13 Rooms, Kaldor Public Art Projects, Pier 2/3, Sydney, 11–21 April 2013.

Work out, MCA, Sydney, 22–28 April 2013.

Thanks to Ash Kilmartin and Eliza Dyball.

William Eggleston, ‘Stranded in Canton’, 1973, video, 77 mins

Marina Abramovic, ‘Luminosity’, 1997, re-performed for Kaldor Public Art Project 27: 13 Rooms, 11–21 April 2013

Sarah Wookey performing Yvonne Rainer’s ‘Trio A’ at Viva! Art Action, Quebec, 2011


The mind is a muscle: Yvonne Rainer’s ‘Trio A’

In April 2013 a workshop and showing of Yvonne Rainer’s iconic performance piece, Trio A, will be held in Melbourne, Perth and Sydney. I plan to participate in the four-day workshop to be hosted by the VCA.

I was introduced to Trio A via YouTube a few years ago. I had spent the summer in Europe, house-sitting a friend’s apartment and visiting with lots of artists. I was struck by just how strongly choreography and the relationship between object and the moving body had returned to the centre of many young artists’ practices.

Interestingly, my friend, who is a senior artist actively interested in the world and how people are thinking and making, had a new addition to his already extensive book collection—dance. I spent an indulgent month reading my way through a rich collection of catalogues, anthologies and monographs on the likes of Trisha Brown, William Forsythe, Pina Bausch and, of course, Yvonne Rainer. It was Brown’s and Rainer’s works in particular that engaged me: Brown’s relationship to the visual translation of dance, authorship and the authentic revival of works, and Rainer’s tough paring back of dance’s theatre, her focus on the objective presence of the body and its movement, the stringent nature of her No manifesto (1965), and her revision of the relationship to audience.

Trio A is a significant work for any artist working with movement. A short work, originally five minutes long, it is a task-oriented performance; a sequence of single movements, one following the other fluidly but without repetition. The piece is executed without regard for the audience. It has been performed in both theatre and gallery environments and adapted and interpreted by dancers and non-dancers alike. Rainer has in fact titled the work under a number of iterations that have allowed her to include film, written and spoken word in its presentation (for example, Trio A geriatric, where Rainer verbalises those actions she can no longer physically perform), and be performed forwards, backwards, in cycles and by others.

A few months ago I read an article (October, no. 140, 2012) by an American scholar, Julia Bryan-Wilson, who has written extensively on Trio A. The article detailed her accidental participation in a Trio A workshop held at the University of California in 2008 and the challenge of relating to the work in a physical rather than cerebral manner.
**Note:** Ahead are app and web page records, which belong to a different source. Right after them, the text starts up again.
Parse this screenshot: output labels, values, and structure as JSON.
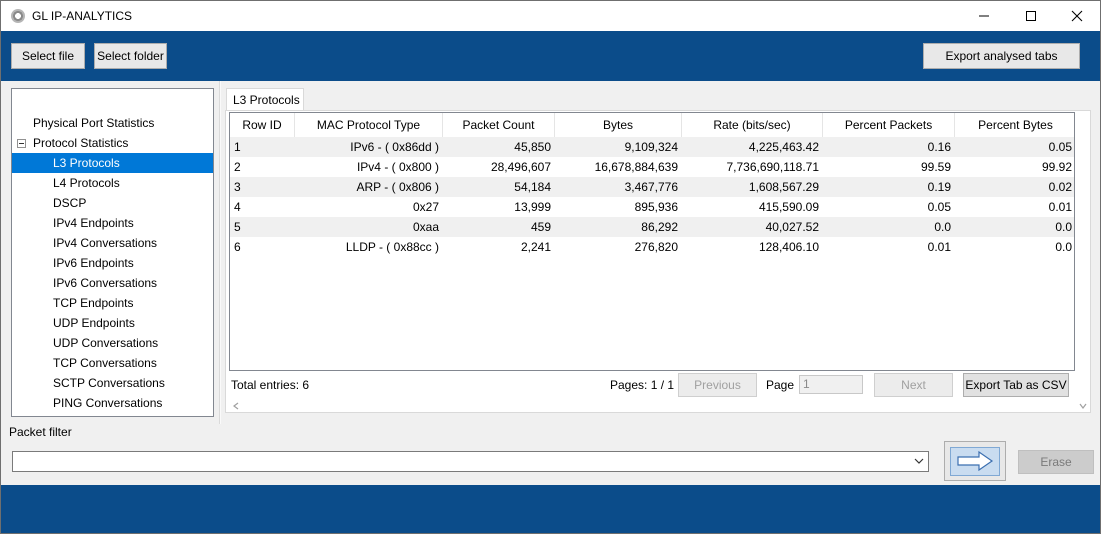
{
  "window": {
    "title": "GL IP-ANALYTICS"
  },
  "toolbar": {
    "select_file": "Select file",
    "select_folder": "Select folder",
    "export_tabs": "Export analysed tabs"
  },
  "tree": {
    "items": [
      {
        "label": "Physical Port Statistics",
        "level": 0
      },
      {
        "label": "Protocol Statistics",
        "level": 0,
        "expanded": true
      },
      {
        "label": "L3 Protocols",
        "level": 1,
        "selected": true
      },
      {
        "label": "L4 Protocols",
        "level": 1
      },
      {
        "label": "DSCP",
        "level": 1
      },
      {
        "label": "IPv4 Endpoints",
        "level": 1
      },
      {
        "label": "IPv4 Conversations",
        "level": 1
      },
      {
        "label": "IPv6 Endpoints",
        "level": 1
      },
      {
        "label": "IPv6 Conversations",
        "level": 1
      },
      {
        "label": "TCP Endpoints",
        "level": 1
      },
      {
        "label": "UDP Endpoints",
        "level": 1
      },
      {
        "label": "UDP Conversations",
        "level": 1
      },
      {
        "label": "TCP Conversations",
        "level": 1
      },
      {
        "label": "SCTP Conversations",
        "level": 1
      },
      {
        "label": "PING Conversations",
        "level": 1
      }
    ]
  },
  "tab": {
    "label": "L3 Protocols"
  },
  "table": {
    "columns": [
      "Row ID",
      "MAC Protocol Type",
      "Packet Count",
      "Bytes",
      "Rate (bits/sec)",
      "Percent Packets",
      "Percent Bytes"
    ],
    "rows": [
      [
        "1",
        "IPv6 - ( 0x86dd )",
        "45,850",
        "9,109,324",
        "4,225,463.42",
        "0.16",
        "0.05"
      ],
      [
        "2",
        "IPv4 - ( 0x800 )",
        "28,496,607",
        "16,678,884,639",
        "7,736,690,118.71",
        "99.59",
        "99.92"
      ],
      [
        "3",
        "ARP - ( 0x806 )",
        "54,184",
        "3,467,776",
        "1,608,567.29",
        "0.19",
        "0.02"
      ],
      [
        "4",
        "0x27",
        "13,999",
        "895,936",
        "415,590.09",
        "0.05",
        "0.01"
      ],
      [
        "5",
        "0xaa",
        "459",
        "86,292",
        "40,027.52",
        "0.0",
        "0.0"
      ],
      [
        "6",
        "LLDP - ( 0x88cc )",
        "2,241",
        "276,820",
        "128,406.10",
        "0.01",
        "0.0"
      ]
    ]
  },
  "footer": {
    "total_entries": "Total entries: 6",
    "pages": "Pages: 1 / 1",
    "previous": "Previous",
    "page_label": "Page",
    "page_value": "1",
    "next": "Next",
    "export_csv": "Export Tab as CSV"
  },
  "filter": {
    "label": "Packet filter",
    "value": "",
    "erase": "Erase"
  },
  "colors": {
    "brand_blue": "#0b4c8a",
    "selection": "#0078d7"
  }
}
Her article struck a chord with me. I realised I am excited about becoming part of the Trio A alumni yet terrified of being an actual participant. I’ve become so used to relying on my brain that I’m anxious about relying on my body. Perhaps it is that reduction that is at the essence of Rainer’s piece: that space where the mind becomes just another muscle in the body.

Yvonne Rainer, Trio A, 1978, video, 10:30 minutes.